Previous research. Accountability is one of core topics of the research on digital timestamping. The topic of accountability was brought up in blockchain research with relation to the “nothing at stake” problem encountered by early proof of stake blockchains; in fact, the problem could be viewed as a typical accountability failure. Later research on proof of stake codified the problems with accountability with the notion of weak subjectivity. Security deposits were introduced into proof of stake to provide economic accountability of blockchain participants, Tendermint and Casper consensus algorithms.
Distributed ledger technology provides transparent information to all market participants for historical and real-time transactions. As a result, those that currently, gain competitive advantages via the imbalance of information are likely to be put on an equal footing with the rest of the market.
For example, greater transparency could mean that individuals can understand which organizations have used their data and under what circumstances. Blockchain solutions could allow information to flow both ways; for example, individuals might be able to better understand the provenance of goods and services that they buy. This could allow more informed consumer decision making.
The potential tracking of supply chains via blockchain will also provide greater transparency and simpler processes for businesses. Also, there is likely to be less cost and time involved in tracking
product sources, thus adding more benefits to businesses. From a government perspective, greater
transparency will also enable increased cooperation between regulators and regulated entities. Particularly in the context of financial markets, regulators are likely to be better able to fulfill their

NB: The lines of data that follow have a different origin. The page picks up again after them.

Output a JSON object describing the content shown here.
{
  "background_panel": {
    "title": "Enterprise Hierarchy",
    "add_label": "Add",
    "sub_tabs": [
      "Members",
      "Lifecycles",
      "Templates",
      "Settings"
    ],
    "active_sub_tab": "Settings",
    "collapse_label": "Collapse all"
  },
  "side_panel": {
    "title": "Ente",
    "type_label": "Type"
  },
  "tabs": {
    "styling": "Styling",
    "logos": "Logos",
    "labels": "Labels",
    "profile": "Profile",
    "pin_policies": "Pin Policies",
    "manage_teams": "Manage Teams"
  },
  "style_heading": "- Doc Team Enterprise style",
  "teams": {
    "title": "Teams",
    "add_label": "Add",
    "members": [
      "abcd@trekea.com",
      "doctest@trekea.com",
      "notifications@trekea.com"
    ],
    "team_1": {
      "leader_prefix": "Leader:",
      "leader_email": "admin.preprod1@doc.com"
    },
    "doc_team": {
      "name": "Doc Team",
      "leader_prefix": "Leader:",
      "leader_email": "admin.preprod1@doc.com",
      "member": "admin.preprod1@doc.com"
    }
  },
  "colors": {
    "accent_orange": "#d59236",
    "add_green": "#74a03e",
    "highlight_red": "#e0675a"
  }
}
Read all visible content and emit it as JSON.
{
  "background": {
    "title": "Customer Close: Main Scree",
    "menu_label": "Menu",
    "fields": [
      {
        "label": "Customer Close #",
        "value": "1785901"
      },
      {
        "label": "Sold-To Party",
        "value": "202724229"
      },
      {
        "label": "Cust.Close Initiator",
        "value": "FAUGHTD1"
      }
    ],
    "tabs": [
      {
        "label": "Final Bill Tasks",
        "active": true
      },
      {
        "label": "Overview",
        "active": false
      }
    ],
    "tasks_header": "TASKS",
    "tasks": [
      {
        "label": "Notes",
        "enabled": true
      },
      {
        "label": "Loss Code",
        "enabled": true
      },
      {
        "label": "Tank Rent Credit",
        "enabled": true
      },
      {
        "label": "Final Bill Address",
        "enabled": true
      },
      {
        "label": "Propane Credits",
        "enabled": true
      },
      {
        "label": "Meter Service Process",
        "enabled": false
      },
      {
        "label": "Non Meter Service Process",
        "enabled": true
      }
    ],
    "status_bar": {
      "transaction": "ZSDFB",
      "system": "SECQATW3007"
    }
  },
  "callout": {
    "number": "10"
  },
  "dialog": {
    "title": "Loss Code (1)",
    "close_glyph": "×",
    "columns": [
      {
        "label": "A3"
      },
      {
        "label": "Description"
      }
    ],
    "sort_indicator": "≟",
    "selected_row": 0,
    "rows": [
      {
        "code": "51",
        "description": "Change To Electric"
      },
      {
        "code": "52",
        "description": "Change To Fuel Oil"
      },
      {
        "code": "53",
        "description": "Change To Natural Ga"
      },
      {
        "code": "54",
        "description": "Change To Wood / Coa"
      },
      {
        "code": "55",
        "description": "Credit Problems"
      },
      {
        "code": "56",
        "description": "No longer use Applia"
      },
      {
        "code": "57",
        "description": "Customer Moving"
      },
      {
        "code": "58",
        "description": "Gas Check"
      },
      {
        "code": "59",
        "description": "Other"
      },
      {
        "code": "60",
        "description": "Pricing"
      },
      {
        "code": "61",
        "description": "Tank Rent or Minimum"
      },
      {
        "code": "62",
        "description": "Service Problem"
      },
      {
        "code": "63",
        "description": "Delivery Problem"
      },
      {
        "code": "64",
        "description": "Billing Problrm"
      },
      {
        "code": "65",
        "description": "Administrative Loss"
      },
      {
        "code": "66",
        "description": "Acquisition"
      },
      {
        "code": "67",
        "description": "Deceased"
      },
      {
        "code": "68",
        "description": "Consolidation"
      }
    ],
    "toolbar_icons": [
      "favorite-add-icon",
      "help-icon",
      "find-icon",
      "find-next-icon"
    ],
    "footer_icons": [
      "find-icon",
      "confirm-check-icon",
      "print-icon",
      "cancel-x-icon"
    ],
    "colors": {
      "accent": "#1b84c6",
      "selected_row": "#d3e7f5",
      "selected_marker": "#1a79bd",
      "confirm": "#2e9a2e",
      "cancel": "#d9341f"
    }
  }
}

mandates of ensuring legality, security, and stability of financial markets.